DOS · by Depth Lord (934) · 2004
|Conflicting info about Conquests of Camelot||Bullyt (528)||Feb 13th, 2009|
|areas with un-implemented puzzles?||Pseudo_Intellectual (65289)||May 22nd, 2007|
A portion of the game takes place in Glastonbury Tor. British legends indeed connect the Tor with Avalon, King Arthur and the Grail. Joseph of Arimathea allegedly traveled to Britain and left the Grail in Glastonbury where an Abbey was later built
In the game, there is a little tree, and if the player examines it, narration will tell them that this thorn tree was planted by Joseph of Arimathea. That tree known as 'Glastonbury Holy Thorn' actually existed in the Abbey, and died in 1991 according to Wikipedia
Also, the cover lid of the well seen in the very same screen, is curiously similar to the lid of the Chalice Well, an actual natural spring that exists in the area
In some portions, Merlin (the narrator) will refer to the Liber ex Doctrina, the copy protection manual of the game. If the player types 'Ask Merlin about Liber ex Doctrina', the cover of the manual will appear in a dialog window and Merlin suspiciously will warn the player that he must always have it in hand. The manual's name Liber ex Doctrina means 'Free/Book from doctrine' in Latin. Note that in Latin, liber means both free and book.
- The ship's name reads KRISTI in Greek letters, a reference to Christie Marx.
- Also, a sign in Jerusalem reads LEDGER in Greek, for her husband and the game's illustrator
- If you have a Roland MT-32 connected to your machine and selected as your MIDI device: Start the game, and watch the display on the Roland very carefully. You will see several messages, including: 'Conquest of Camelot' '(It's Only A Model)' And when you quit the game it reads: 'HAM&JAM&SPAMALOT' This is a reference to the movie Monty Python and the Holy Grail

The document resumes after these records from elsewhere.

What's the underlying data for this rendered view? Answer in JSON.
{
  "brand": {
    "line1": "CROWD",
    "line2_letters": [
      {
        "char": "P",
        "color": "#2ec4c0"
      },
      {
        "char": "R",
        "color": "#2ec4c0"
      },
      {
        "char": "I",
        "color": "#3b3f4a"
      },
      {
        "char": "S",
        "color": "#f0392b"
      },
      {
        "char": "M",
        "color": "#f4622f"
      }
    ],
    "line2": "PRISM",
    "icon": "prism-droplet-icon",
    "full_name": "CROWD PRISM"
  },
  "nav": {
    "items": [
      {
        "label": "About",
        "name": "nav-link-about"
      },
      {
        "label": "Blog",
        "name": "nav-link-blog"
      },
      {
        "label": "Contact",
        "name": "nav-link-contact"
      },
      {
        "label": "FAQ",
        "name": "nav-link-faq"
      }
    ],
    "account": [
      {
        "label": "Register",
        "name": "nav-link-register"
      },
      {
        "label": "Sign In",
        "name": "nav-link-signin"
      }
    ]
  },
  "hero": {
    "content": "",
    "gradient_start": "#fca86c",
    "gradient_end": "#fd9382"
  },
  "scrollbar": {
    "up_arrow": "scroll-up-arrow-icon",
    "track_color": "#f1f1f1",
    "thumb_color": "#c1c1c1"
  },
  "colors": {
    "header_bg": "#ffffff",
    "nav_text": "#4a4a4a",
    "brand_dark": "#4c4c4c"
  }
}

There are a couple of red-herring places the player can find, without any significance to the game: * One is the snake corner in the desert, found only if the player strays from his path. The player can kill one snake with the sword, but won't be able to go further. Also, if the player loses his way in the desert, he will see hallucinations about Lancelot and Guenevere * The player can also follow the tunnel of the pool of Siloam, however the screens will gradually darken and the player will die if he goes further. That tunnel is also the place where the player is 'transported' should he try to escape the riddles of Fatima. * Another such useless place is a dirty alley in Jerusalem, with a carcass of a dog and a pool of urine. The wall features Latin writing saying 'PRO BONUM TEMPUS APPELA CRISTI' translated as 'For a good time, call Christy', an obvious pun (and quite self-sarcastic) about the game creator herself
If the player examines the pedestal where the hag was standing on, in the stone circle, a dialog window will open with an icon of a runic inscription and its 'translation'. According to the narrator, the runes say about the five stone poets, encountered later in the game.
However if anyone tries to translate the runes with English letters (such guides can be found anywhere online), the 'actual' inscription doesn't say anything like that. The inscription actually contains the word 'Stormbringer' followed by the phrases 'death is all' and 'beware cursed is the wielder Thor'.
Other runes and words are too difficult to make out
Information also contributed by Itay Shahar
Related Sites +
Christy Marx's page for Conquests of Camelot: The Search for the Grail
The game's designer, Christy Marx has her own page for the game.
Conquests of Camelot - FAQs & Guides
Various fact files and walkthroughs on GameFaqs.com
Are you familiar with this game? Help document and preserve this entry in video game history!
Contributors to this Entry
Game added by andyhat.
Game added May 4th, 2000. Last modified September 13th, 2023.